N is for Natalie
I teased you about this for far too long - but in my defense, it was t the alphabet's fault! 'B' and 'N' are just too damn far apart.
It's finally time to talk about Natalie, or Nat, as everyone calls her. A little refresher: Nat appears in the lifetime in 1960's Australia, and she spends her days driving around the country on her motorcycle. Yes, she does have the requisite leather jacket, attitude, and some seriously awesome - if also rather worn out and ratty - boots.
Nat is a true vagabond: she's in her 30's when we meet her, and since she was about 17 years old, she's spent her life on the road. When she runs out of money, she stops somewhere and picks up some work, but as soon as she has enough saved up, she's back on her bike again.
This is how she met Taylor, the other soul and of course love interest: she was near the sheep farm when her money ran out, and was lucky enough that it was shearing time, and that Taylor needed the help badly enough to not care that she had no experience. Taylor hired her on the spot, and the rest - well, the rest is the whole story. And yes, to find out more about Taylor, you are going to have to wait until 'T' day. Darn that alphabet...
If you haven't guessed by now, Nat is of course the Free Spirit soul. She loves the freedom of the road; it's the only place she's ever really felt at home. Late in the story, Taylor accuses her of running away, and it's true, she does run - but she has far too much haunting her in her past to stay too long in one place. If there's one thing Nat's learned, it's that no one can catch you if you just keep moving.
In fact, before she met Taylor, she never returned to the same place more than once.

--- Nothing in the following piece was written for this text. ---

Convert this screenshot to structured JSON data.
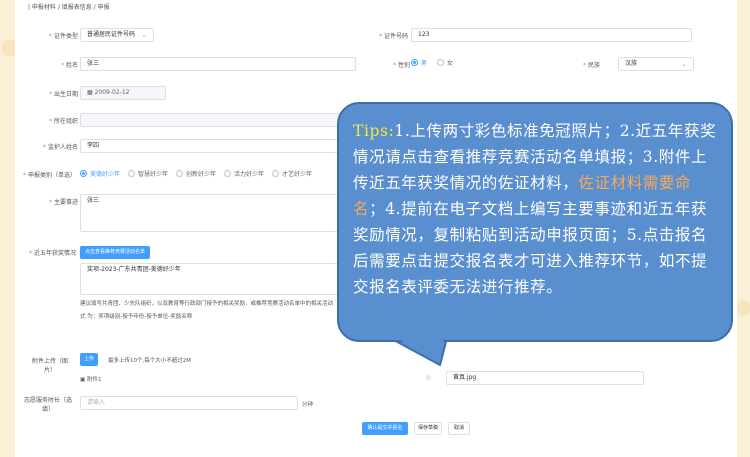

But now, no matter how many times she leaves, she keeps finding herself back at Taylor's farm, over and over and over again. If she's not careful, she might find that the road suddenly isn't enough for her anymore...
I'll let Taylor give you a little description of Nat. This is from the day they first meet, when Nat shows up on the farm, and Taylor is desperate for help (and all sheep farming stuff is utterly made up for now, so please forgive the blatant inaccuracies):

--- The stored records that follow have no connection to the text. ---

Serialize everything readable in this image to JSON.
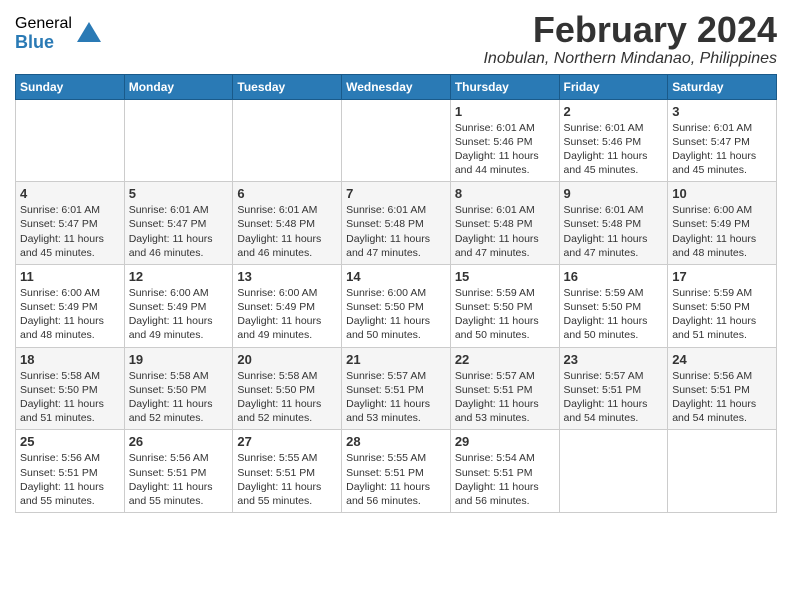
{
  "logo": {
    "general": "General",
    "blue": "Blue"
  },
  "title": {
    "month_year": "February 2024",
    "location": "Inobulan, Northern Mindanao, Philippines"
  },
  "headers": [
    "Sunday",
    "Monday",
    "Tuesday",
    "Wednesday",
    "Thursday",
    "Friday",
    "Saturday"
  ],
  "weeks": [
    [
      {
        "day": "",
        "info": ""
      },
      {
        "day": "",
        "info": ""
      },
      {
        "day": "",
        "info": ""
      },
      {
        "day": "",
        "info": ""
      },
      {
        "day": "1",
        "info": "Sunrise: 6:01 AM\nSunset: 5:46 PM\nDaylight: 11 hours\nand 44 minutes."
      },
      {
        "day": "2",
        "info": "Sunrise: 6:01 AM\nSunset: 5:46 PM\nDaylight: 11 hours\nand 45 minutes."
      },
      {
        "day": "3",
        "info": "Sunrise: 6:01 AM\nSunset: 5:47 PM\nDaylight: 11 hours\nand 45 minutes."
      }
    ],
    [
      {
        "day": "4",
        "info": "Sunrise: 6:01 AM\nSunset: 5:47 PM\nDaylight: 11 hours\nand 45 minutes."
      },
      {
        "day": "5",
        "info": "Sunrise: 6:01 AM\nSunset: 5:47 PM\nDaylight: 11 hours\nand 46 minutes."
      },
      {
        "day": "6",
        "info": "Sunrise: 6:01 AM\nSunset: 5:48 PM\nDaylight: 11 hours\nand 46 minutes."
      },
      {
        "day": "7",
        "info": "Sunrise: 6:01 AM\nSunset: 5:48 PM\nDaylight: 11 hours\nand 47 minutes."
      },
      {
        "day": "8",
        "info": "Sunrise: 6:01 AM\nSunset: 5:48 PM\nDaylight: 11 hours\nand 47 minutes."
      },
      {
        "day": "9",
        "info": "Sunrise: 6:01 AM\nSunset: 5:48 PM\nDaylight: 11 hours\nand 47 minutes."
      },
      {
        "day": "10",
        "info": "Sunrise: 6:00 AM\nSunset: 5:49 PM\nDaylight: 11 hours\nand 48 minutes."
      }
    ],
    [
      {
        "day": "11",
        "info": "Sunrise: 6:00 AM\nSunset: 5:49 PM\nDaylight: 11 hours\nand 48 minutes."
      },
      {
        "day": "12",
        "info": "Sunrise: 6:00 AM\nSunset: 5:49 PM\nDaylight: 11 hours\nand 49 minutes."
      },
      {
        "day": "13",
        "info": "Sunrise: 6:00 AM\nSunset: 5:49 PM\nDaylight: 11 hours\nand 49 minutes."
      },
      {
        "day": "14",
        "info": "Sunrise: 6:00 AM\nSunset: 5:50 PM\nDaylight: 11 hours\nand 50 minutes."
      },
      {
        "day": "15",
        "info": "Sunrise: 5:59 AM\nSunset: 5:50 PM\nDaylight: 11 hours\nand 50 minutes."
      },
      {
        "day": "16",
        "info": "Sunrise: 5:59 AM\nSunset: 5:50 PM\nDaylight: 11 hours\nand 50 minutes."
      },
      {
        "day": "17",
        "info": "Sunrise: 5:59 AM\nSunset: 5:50 PM\nDaylight: 11 hours\nand 51 minutes."
      }
    ],
    [
      {
        "day": "18",
        "info": "Sunrise: 5:58 AM\nSunset: 5:50 PM\nDaylight: 11 hours\nand 51 minutes."
      },
      {
        "day": "19",
        "info": "Sunrise: 5:58 AM\nSunset: 5:50 PM\nDaylight: 11 hours\nand 52 minutes."
      },
      {
        "day": "20",
        "info": "Sunrise: 5:58 AM\nSunset: 5:50 PM\nDaylight: 11 hours\nand 52 minutes."
      },
      {
        "day": "21",
        "info": "Sunrise: 5:57 AM\nSunset: 5:51 PM\nDaylight: 11 hours\nand 53 minutes."
      },
      {
        "day": "22",
        "info": "Sunrise: 5:57 AM\nSunset: 5:51 PM\nDaylight: 11 hours\nand 53 minutes."
      },
      {
        "day": "23",
        "info": "Sunrise: 5:57 AM\nSunset: 5:51 PM\nDaylight: 11 hours\nand 54 minutes."
      },
      {
        "day": "24",
        "info": "Sunrise: 5:56 AM\nSunset: 5:51 PM\nDaylight: 11 hours\nand 54 minutes."
      }
    ],
    [
      {
        "day": "25",
        "info": "Sunrise: 5:56 AM\nSunset: 5:51 PM\nDaylight: 11 hours\nand 55 minutes."
      },
      {
        "day": "26",
        "info": "Sunrise: 5:56 AM\nSunset: 5:51 PM\nDaylight: 11 hours\nand 55 minutes."
      },
      {
        "day": "27",
        "info": "Sunrise: 5:55 AM\nSunset: 5:51 PM\nDaylight: 11 hours\nand 55 minutes."
      },
      {
        "day": "28",
        "info": "Sunrise: 5:55 AM\nSunset: 5:51 PM\nDaylight: 11 hours\nand 56 minutes."
      },
      {
        "day": "29",
        "info": "Sunrise: 5:54 AM\nSunset: 5:51 PM\nDaylight: 11 hours\nand 56 minutes."
      },
      {
        "day": "",
        "info": ""
      },
      {
        "day": "",
        "info": ""
      }
    ]
  ]
}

I was in the barn, trying to figure out how in bloody hell I was going to shear the sheep with no help, and I’ll say it now: I shouldn't have been around the sheep. Animals can tell when you’re off; they smell it and sense it on you, like oil or smoke. It’s one of the first rules of the farm and I’d known it since I was a kid, and I was busy breaking it anyway.At any rate, I was wrestling with a sheep when she appeared in the barn door. I wish I’d been doing something else, something stronger and calmer, but I wasn't; I had my arms wrapped around a crabby old ewe, trying to push her into the stall I’d rigged up, and she was crying out at the top of her voice and telling the whole bloody flock to run for the hills.“Need a hand?”I glanced at the door and saw a person, a real live able-bodied person, and nodded. I didn't have breath left for talking. The girl came over and helped me corral the stubborn ewe into the stall; I caught a glimpse of long hair and fair skin, and an old leather jacket, and that was about all I had time for. The ewe was bucking and kicking, panicking, and I knew she’d hurt herself if I didn't let her out soon. I got her sheared as fast as I could. She was so wild she barely felt it; she kept crying out, poor thing, and as soon as I was done I kicked open the stall door and let her go. She ran for the far wall, near the water, and stood there glaring at me.I turned away. She’d forgive me soon enough; more likely she’d forget before she could, and would let me handle her with the same irritated patience she always had. I let the ewe be, and took a good look at my helper.She was older than I’d first thought; there was a leanness to her freckled cheeks, and a few fine lines around her eyes, that told me she was well out of her teens and through her twenties, and stepping into her thirties. She was shorter than me, and slighter, dressed in a black motorcycle jacket and jeans so old and worn that they looked like they’d been painted on her body. Not because they were tight, but because they’d stopped trying to have their own shape, and conformed to hers instead.“Thanks,” I said.“Sure.” She smiled, a flash of white teeth and brown eyes, and for the first time, but definitely not the last, I felt like I'd been blinded. Like the sun flashing off of metal, bright and too hot, when you're not expecting it. “I’m Nat, short for Natalie,” she said. She held out her hand. Her skin was soft and her hand was small in mine.I’m not the kind of person to make bold statements. I like to keep things simple and straightforward, and I stay away from pretty language. So now I don’t know how to say what happened. I looked in her eyes, and...something happened. Something quick and bruising, like a high wind blowing or the sharp kick of a ewe’s hoof.“I’m Taylor,” I said. I dropped her hand like a hot stone.